Anyhow, my parents are librarians (well, were, they’re retired now), and even with airfare covered, we had to economize, so we stayed in a lot of cheap pensiones. One such was the Palazzo Ravizza. Back then, the rooms were small and we had to share a bathroom with the entire floor. But it had this amazing garden out back that was absolutely gorgeous, plus it had a stupendous view of the Tuscan hills. Twelve-year-old me decided then and there that when I got married, I would have my honeymoon at this place.

Fast forward thirty-seven years, and I finally get to fulfill that promise I made myself. Mind you, the Palazzo Ravizza is now a luxury resort, so we’re not spending all eighteen days there — only four. And we can only do that much because it’s the off-season. But we’re still getting to do it!

We’ll also be spending a lot of time in Roma, in Firenze, and also just outside Firenze in Sesto Fiorentino, the latter to spend time with the members of my karate dojo’s Italian branch, which is located there. Looking forward to hanging out with them and training with them. We’re also planning to day trip to Milano, and we intend to hit lots of museums and take lots of winery tours.
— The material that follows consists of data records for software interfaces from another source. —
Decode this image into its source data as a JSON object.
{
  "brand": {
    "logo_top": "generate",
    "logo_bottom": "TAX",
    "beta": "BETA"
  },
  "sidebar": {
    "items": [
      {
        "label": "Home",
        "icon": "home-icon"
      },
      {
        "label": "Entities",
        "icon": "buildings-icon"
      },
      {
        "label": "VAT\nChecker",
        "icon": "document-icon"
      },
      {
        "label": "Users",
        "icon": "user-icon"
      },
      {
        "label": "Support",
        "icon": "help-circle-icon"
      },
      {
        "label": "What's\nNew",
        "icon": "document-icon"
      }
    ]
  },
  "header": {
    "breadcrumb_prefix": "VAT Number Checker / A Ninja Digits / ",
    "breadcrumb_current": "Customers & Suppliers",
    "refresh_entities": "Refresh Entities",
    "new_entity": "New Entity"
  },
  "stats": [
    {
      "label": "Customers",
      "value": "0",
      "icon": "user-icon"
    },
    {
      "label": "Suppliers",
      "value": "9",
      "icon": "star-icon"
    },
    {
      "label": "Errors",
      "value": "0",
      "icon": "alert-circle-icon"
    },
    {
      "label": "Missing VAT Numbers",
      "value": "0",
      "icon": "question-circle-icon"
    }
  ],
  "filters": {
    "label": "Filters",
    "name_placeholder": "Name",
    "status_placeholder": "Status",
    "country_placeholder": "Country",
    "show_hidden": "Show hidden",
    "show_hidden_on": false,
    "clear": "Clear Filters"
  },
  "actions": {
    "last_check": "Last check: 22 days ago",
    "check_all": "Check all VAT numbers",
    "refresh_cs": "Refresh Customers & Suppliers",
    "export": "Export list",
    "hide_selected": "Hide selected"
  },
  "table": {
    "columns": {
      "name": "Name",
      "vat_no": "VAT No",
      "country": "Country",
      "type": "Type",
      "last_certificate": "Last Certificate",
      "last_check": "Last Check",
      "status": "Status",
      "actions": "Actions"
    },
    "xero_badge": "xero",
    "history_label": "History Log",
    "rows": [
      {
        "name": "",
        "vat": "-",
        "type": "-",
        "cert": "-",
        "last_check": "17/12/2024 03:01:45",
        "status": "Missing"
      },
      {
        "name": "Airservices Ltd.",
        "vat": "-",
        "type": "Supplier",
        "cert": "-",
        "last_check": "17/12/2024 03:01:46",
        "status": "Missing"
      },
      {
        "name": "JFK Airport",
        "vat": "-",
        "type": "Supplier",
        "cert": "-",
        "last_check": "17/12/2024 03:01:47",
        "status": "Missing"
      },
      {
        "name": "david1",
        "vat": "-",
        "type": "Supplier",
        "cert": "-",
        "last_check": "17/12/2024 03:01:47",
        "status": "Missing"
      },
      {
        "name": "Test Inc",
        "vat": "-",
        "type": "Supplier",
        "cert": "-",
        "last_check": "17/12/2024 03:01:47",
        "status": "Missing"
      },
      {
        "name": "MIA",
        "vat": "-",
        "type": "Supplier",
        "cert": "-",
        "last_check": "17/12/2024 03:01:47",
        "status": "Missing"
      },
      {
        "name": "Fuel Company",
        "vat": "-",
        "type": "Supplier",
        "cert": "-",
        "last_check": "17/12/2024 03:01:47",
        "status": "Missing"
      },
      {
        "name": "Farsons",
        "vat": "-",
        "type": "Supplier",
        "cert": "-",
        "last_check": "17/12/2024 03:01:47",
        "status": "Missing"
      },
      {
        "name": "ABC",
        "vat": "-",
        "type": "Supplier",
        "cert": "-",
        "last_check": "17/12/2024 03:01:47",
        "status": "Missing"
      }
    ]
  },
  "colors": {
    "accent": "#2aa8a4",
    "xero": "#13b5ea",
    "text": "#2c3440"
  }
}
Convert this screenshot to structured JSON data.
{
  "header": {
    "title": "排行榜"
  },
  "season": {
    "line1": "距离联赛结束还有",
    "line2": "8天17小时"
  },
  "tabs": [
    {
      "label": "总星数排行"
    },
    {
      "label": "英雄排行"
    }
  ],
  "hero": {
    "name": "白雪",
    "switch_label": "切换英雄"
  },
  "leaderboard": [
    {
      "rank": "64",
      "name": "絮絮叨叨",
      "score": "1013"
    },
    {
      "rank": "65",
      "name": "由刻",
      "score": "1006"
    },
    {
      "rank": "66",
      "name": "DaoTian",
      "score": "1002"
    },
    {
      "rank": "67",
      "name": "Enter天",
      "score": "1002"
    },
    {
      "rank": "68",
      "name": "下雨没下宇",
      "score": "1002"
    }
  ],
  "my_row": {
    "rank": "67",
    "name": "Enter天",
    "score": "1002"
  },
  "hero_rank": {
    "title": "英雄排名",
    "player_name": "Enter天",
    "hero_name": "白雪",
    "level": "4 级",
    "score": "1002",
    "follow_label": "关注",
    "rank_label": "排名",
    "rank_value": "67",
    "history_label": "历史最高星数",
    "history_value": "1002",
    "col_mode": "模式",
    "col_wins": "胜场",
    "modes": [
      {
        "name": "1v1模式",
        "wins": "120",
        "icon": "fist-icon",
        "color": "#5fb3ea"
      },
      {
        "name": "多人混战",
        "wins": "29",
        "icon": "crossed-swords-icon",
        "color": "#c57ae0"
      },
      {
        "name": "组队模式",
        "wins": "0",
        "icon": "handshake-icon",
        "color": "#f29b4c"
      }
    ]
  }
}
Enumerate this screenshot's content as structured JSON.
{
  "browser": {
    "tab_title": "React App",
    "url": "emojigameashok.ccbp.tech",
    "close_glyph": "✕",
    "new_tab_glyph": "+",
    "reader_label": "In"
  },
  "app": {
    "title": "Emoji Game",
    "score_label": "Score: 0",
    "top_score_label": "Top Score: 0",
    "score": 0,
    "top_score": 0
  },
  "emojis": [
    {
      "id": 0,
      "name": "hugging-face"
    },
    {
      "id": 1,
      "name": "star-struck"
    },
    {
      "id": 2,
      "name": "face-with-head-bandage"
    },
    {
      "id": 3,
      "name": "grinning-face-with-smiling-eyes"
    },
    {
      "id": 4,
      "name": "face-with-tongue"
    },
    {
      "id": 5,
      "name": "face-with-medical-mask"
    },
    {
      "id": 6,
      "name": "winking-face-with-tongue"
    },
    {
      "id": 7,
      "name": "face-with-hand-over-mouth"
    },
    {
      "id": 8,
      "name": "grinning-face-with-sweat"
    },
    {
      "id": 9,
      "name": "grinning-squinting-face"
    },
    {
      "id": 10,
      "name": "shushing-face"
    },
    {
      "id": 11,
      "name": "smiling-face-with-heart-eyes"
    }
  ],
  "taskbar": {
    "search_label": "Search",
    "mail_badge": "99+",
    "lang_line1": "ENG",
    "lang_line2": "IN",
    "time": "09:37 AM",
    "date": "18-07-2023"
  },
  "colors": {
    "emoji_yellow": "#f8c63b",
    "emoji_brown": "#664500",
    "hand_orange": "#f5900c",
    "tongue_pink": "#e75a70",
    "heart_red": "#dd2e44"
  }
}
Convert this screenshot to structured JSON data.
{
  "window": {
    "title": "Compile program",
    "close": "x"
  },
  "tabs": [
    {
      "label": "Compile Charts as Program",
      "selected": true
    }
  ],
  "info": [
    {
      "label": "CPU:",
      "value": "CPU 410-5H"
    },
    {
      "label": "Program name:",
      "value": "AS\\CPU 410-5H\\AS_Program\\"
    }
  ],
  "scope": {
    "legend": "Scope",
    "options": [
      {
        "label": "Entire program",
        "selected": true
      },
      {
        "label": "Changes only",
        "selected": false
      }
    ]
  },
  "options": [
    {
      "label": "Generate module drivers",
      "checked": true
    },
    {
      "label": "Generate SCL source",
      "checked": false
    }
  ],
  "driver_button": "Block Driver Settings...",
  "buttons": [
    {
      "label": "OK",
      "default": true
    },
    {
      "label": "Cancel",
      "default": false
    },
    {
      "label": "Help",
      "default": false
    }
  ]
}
Meanwhile, stuff’s gotta get done. I’m one scene away from finishing the draft of Mermaid Precinct. I’m getting all the superhero movie rewatches done ahead of time. (I’ve already watched and written up The Amazing Spider-Man 2, which will go up on Tor.com on Friday the 9th, and I’ve watched and written the intro for Jonah Hex; still have to write the plot summary and review for that, which will go up on the 16th). For Patreon, I want to put up the October vignette now that it’s November (oops), and also write my retro-review of M*A*S*H‘s tenth season, and also write my reviews of Snowfall, Hawaii Five-OhHalloween, and Animal Kingdom (both the original Australian movie and the TNT TV show). Some of that may happen on the plane ride Tuesday. I still have to catch up on a bunch of shows that I want to review: Marvel’s Agents of S.H.I.E.L.D., Marvel’s Cloak and Dagger, The Alienist, Lodge 49, Preacher, The Good Cop, and Murphy Brown. That probably won’t happen until after Italy at this rate, sadly. Oh, and I have some editorial work that’s behind, and I have to write a game tie-in novelette and start another novel. Wheeeeeeeeeeeeee!

Anyhow, keep an eye on my Facebook page (personal or fan page, either is fine, and both are public), my Twitter feed @KRADeC, and/or my Instagram for pictures of Italy, of which I will be taking many.